It is fairly easy to make your own blue catfish bait. All you need is some fresh native bait fish either cut up or whole. A few types of native catfish bait include skipjack herring, threadfin shad, and gizzard shad.
Blue Catfish are typically attract to fresh, never frozen, bait. However, frozen bait is better than no bait at all but it is not preferred. Any catfish guide that has at least a decade of experience will tell you that fresh bait is the dividing factor between catching a small amount of blue catfish versus a large amount. Fresh shad will help you catch more catfish every time.
Additionally, it is also fairly simple to make flathead catfish bait. It is important to remember that flathead catfish are predator fish and only feed on fresh, live bait. Thus, some sort of live bait is the preferred preference for catching flathead catfish. All you need is a type of bait fish that will stay hearty and lively on your line for an extended period of time. A few recommended species of bait for flathead fishing include bluegill, perch, mud cats, and brim.
For some reason numerous novel anglers believe that chicken liver is a top bait to lure catfish with, but this fact couldn't be farther from the truth. Sure some catfish will bite your line, however the process is a hassle and not worth the return on investment. You will catch few to none catfish using this specific type of bait. If you must use livers, try turkey liver instead as it is much heartier and guaranteed to catch you more catfish over the usage of chicken liver.
Every single 'big box' angler retail store will try to sell you some sort of mass produced catfish bait like pickled fish, tube bait, and/or pre formed chunks. Do not buy into the hype. Any type of preserved fish bait claims that they are 'magic' but they are actually the farthest thing from it. Good luck catching any species of fish utilizing these types of pre packaged baits.
Channel catfish are extremely receptive to live shrimp. Again, do not purchase the pre packaged bait shrimp from the your local angler retailer. Instead, buy your local grocers whole shrimp for eating. This type of shrimp bait works ten times better than the pre packaged stuff.
Grasshoppers swarm in the summer months and can be easily caught along several shorelines. Catfish love feeding on these popping hoppers so try to utilize them as a match the hatch bait technique.
If you can not easily make your ideal catfish species bait, then purchase a high quality commercial catfish bait instead. There comes a time when you must throw in the towel when concocting your own bait becomes overly time consuming and costly. You will save more money and catch more fish in the long run when simply purchasing a high quality tried and true catfish bait. However, if you are dead set on making your own catfish bait, make sure to check out the Bells of Hell Sink Bait recipe.

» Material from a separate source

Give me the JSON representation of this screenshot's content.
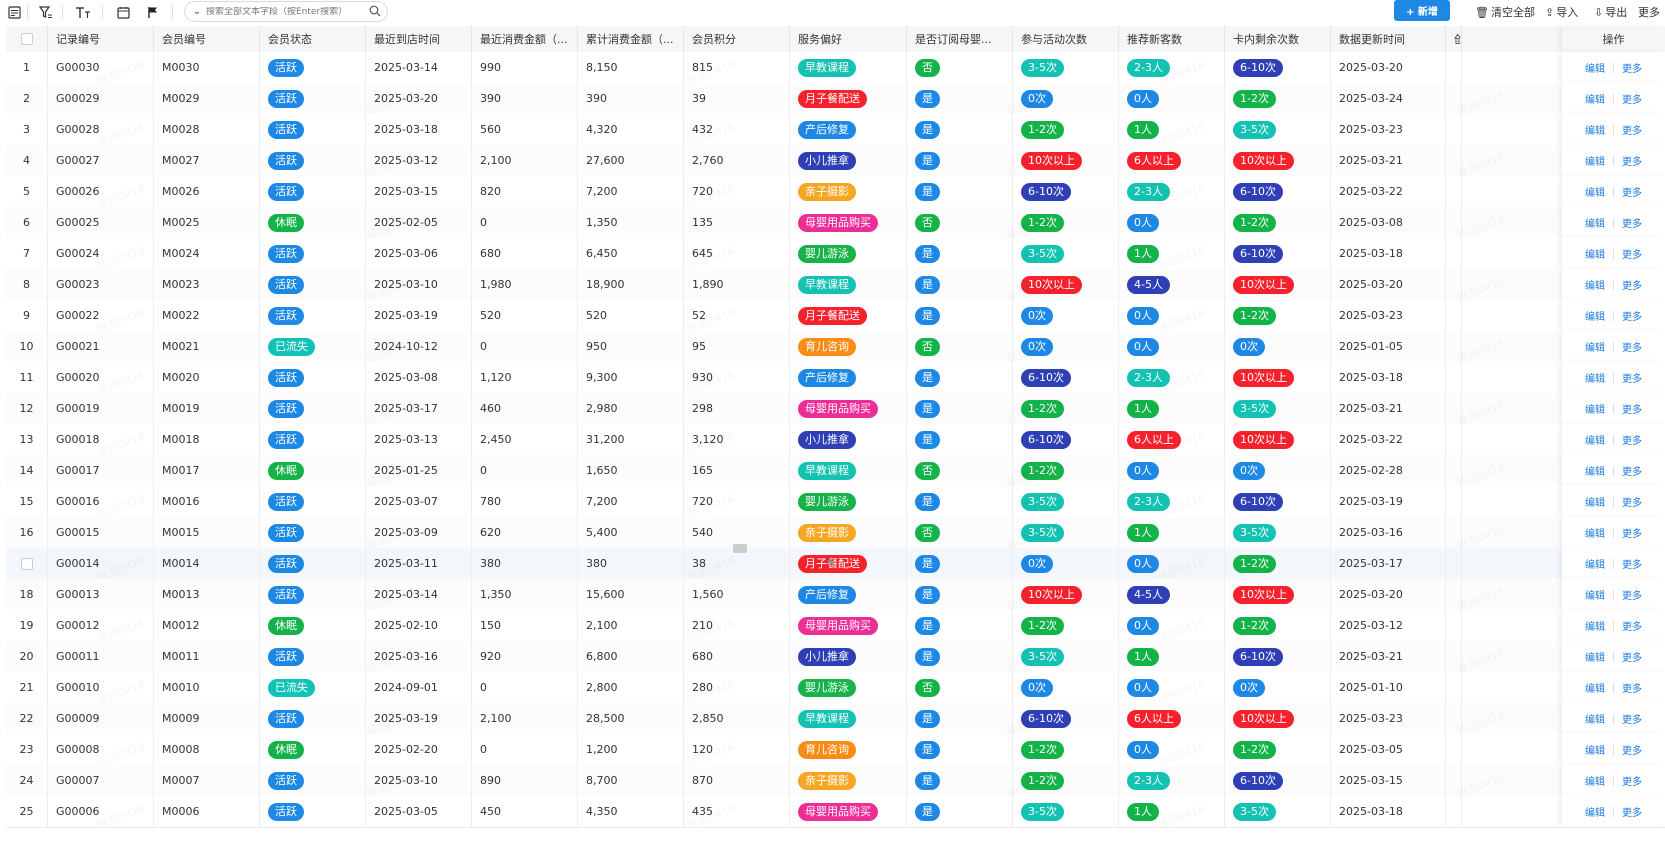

Several companies are beginning to come out with products that claim to be catfish bait enhancers. Mostly, these products are scented sprays meant to be added to a certain type of bait. In short, these so called additives and enhancers are a big way to waste your money fast. There is no magic answer to catching catfish and utilizing fresh bait is honestly the best way to catch these whiskered warriors. Although, if you are limited to using frozen bait only, then give these products a try but keep in mind that most situations do not need these over marketed extras.